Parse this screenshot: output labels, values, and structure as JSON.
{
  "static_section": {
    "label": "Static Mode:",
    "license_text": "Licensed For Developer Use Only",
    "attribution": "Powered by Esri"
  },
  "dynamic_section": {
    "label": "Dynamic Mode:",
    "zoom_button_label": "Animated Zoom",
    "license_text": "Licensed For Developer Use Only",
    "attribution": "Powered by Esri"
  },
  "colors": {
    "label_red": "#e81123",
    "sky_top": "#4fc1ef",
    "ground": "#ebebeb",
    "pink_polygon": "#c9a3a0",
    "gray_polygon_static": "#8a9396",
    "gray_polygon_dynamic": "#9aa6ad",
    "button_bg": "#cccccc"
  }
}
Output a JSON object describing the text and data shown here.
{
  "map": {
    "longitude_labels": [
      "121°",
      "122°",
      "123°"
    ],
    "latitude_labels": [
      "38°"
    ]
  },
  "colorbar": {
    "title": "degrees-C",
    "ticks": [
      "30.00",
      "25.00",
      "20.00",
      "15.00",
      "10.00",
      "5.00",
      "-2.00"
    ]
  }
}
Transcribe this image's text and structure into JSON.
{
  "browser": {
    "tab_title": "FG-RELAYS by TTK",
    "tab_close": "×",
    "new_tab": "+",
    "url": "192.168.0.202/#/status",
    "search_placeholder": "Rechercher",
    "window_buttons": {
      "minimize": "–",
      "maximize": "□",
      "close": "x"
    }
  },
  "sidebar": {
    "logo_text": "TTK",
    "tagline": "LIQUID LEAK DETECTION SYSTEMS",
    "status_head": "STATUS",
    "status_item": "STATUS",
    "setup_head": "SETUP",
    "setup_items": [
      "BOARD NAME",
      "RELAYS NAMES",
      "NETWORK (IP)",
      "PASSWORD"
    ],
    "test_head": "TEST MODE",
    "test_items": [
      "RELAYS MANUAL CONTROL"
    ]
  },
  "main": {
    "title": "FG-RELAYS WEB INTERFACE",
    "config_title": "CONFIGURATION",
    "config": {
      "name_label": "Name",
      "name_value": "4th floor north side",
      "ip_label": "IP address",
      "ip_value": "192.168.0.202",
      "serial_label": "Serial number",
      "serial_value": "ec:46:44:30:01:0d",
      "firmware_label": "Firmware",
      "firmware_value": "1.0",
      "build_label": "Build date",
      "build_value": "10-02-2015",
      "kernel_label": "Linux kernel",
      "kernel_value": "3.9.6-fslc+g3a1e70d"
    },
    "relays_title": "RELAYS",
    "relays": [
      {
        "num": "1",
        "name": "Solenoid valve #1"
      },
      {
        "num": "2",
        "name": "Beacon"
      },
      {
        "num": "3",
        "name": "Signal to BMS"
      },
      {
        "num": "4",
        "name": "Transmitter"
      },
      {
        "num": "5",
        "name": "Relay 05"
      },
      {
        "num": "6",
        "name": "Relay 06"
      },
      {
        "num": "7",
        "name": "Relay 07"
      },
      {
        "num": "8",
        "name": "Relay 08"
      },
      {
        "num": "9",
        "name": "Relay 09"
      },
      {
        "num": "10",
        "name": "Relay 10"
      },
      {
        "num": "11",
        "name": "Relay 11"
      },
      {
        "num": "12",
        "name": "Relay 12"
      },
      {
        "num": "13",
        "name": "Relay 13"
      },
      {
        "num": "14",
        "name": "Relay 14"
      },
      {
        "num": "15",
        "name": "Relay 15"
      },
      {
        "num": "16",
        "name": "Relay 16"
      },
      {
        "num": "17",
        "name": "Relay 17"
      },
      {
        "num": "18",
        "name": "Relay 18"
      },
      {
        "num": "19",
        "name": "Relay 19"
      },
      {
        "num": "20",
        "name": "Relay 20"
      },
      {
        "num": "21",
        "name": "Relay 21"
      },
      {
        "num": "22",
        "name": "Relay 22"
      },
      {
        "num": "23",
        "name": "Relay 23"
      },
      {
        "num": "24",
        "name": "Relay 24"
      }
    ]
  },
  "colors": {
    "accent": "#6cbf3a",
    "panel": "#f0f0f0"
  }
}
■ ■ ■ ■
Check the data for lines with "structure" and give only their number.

2